Interestingly enough, child #4 was a bit of a hybrid. He loves books and being read to, and did reasonably well about halfway through the 100 Easy Lessons, but then just seemed to hit a brick wall and it just didn’t work for him. This time around, though, I didn’t panic, but shelved the book for about six months. When we picked it up again, we flew through it with nary a hiccup. He is a tremendous reader now at age 7.
Moral of the Story
♦ One size does not fit all. What works brilliantly for one child may not work at all for another. Make peace with this. Take a deep breath.
♦ Read aloud ALL THE TIME to your kids. I cannot emphasize this enough. Whether they can read by themselves or not, they are learning powerful stuff when you read aloud: sentence structure, pronunciation, vocabulary, cultural knowledge, compassion, and more. Associating reading with pleasure and togetherness is half the battle. On my death bed some day, I think the memories of thousands of hours reading aloud to the kids will be near the top of my list of favorite memories. Stories are powerful.
♦ Don’t compare your children. God has generously gifted each of them differently, and they will progress and blossom at their own speeds.

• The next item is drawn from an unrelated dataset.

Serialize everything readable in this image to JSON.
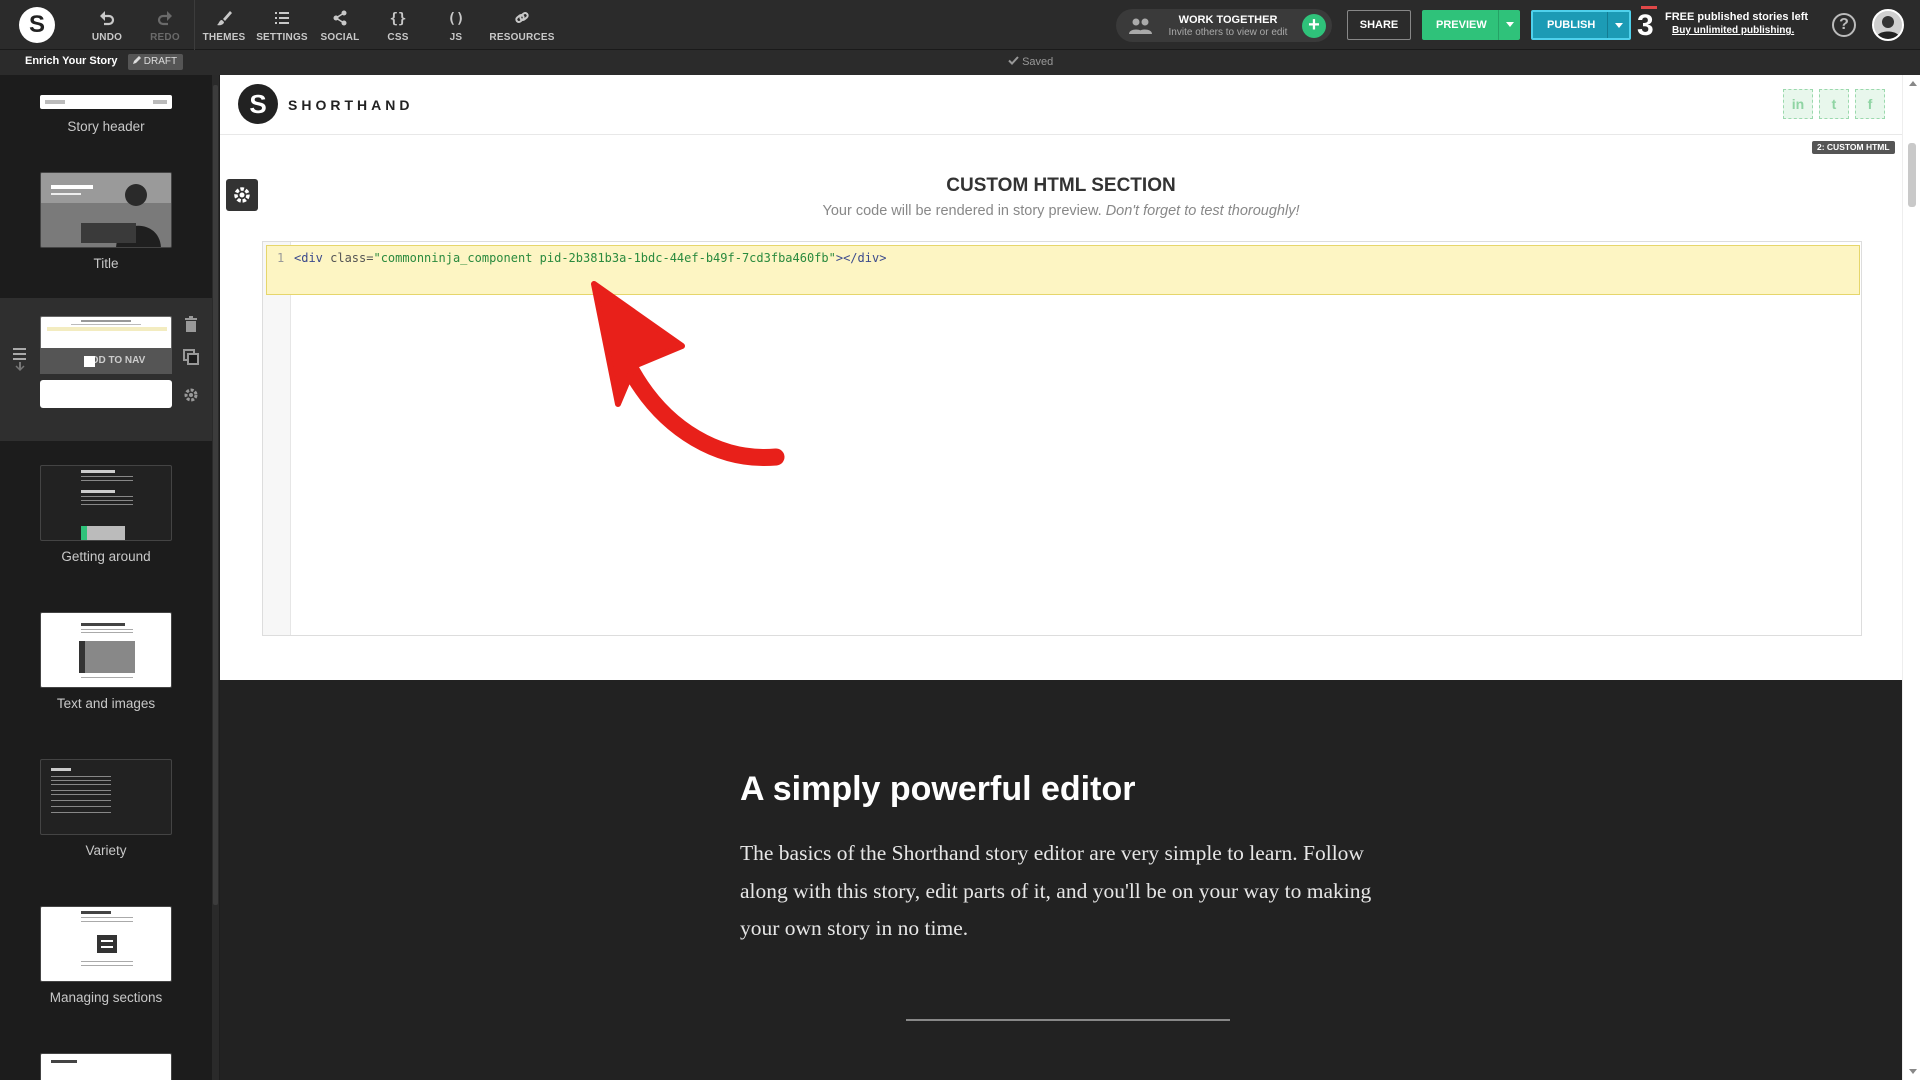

When the right motivation or method connects, they will move forward more rapidly.
♦ Ask for help or suggestions from other homeschool moms farther down the road if you need inspiration. The 100 Easy Lessons book worked great for one half of my children, but the other two didn’t need it.
♦ Don’t panic. Ask God for help. Don’t give up. I remember praying out loud, “Dear Lord, please help my child learn to read.”
That same son, who is now 17 and at community college for his senior homeschooling year, texted me last night about his English Composition 101 class. “Mom. I got a 96 on my last essay. High enough to get a 3.9 GPA!” I texted back, “I am grinning so wide I think my smile goes around my whole head.” [That’s a line I borrowed from Shiloh that I’m reading aloud to the younger kids right now]. Then I bowed my head and thanked God for helping my child learn to read.
Update 2017: Karen and Monte Koch have been homeschooling for nearly 16 years, graduating the first two from homeschool high school. Their younger children are 14 and 8. Their oldest son has completed his BA degree in Communications and is working full time. Son #2 is currently playing golf and studying business management at George Fox University. He made the Dean’s List his first semester away at college. The Kochs have been avid Sonlight Curriculum users for 15 years, mainly because of its strong emphasis on literature and history.
This beautiful post (My Child Can’t Read) reminded me of why I started homeschooling. I put my beautiful, inquisitive, happy 6 year old daughter into first grade at the public school. Six weeks later, I was told by the experts at the school that she was “uneducable” and could maybe learn to wipe tables. We homeschooled our delightful dyslexic daughter and I spent 20 years reading research on dyslexia. She’s now Dr. Alta Graham, music professor, and the co-author of a book that’s been helpful to many homeschool parents: Dyslexia Tool Kit for Tutors and Parents: what to do when phonics isn’t enough. I echo what Karen Koch says, “Read ALOUD all the time to your kids.” That is the missing key in public education and one of the most important things homeschool parents give their children!
What a great success story, Yvonne! We all need to hear these encouraging stories. And YES, read aloud to your kids.
Wanting to know if I can attach the link to this article to post on a home school support group web page that I lead.
Yes, Sue! Thank you for asking. I hope it is of help.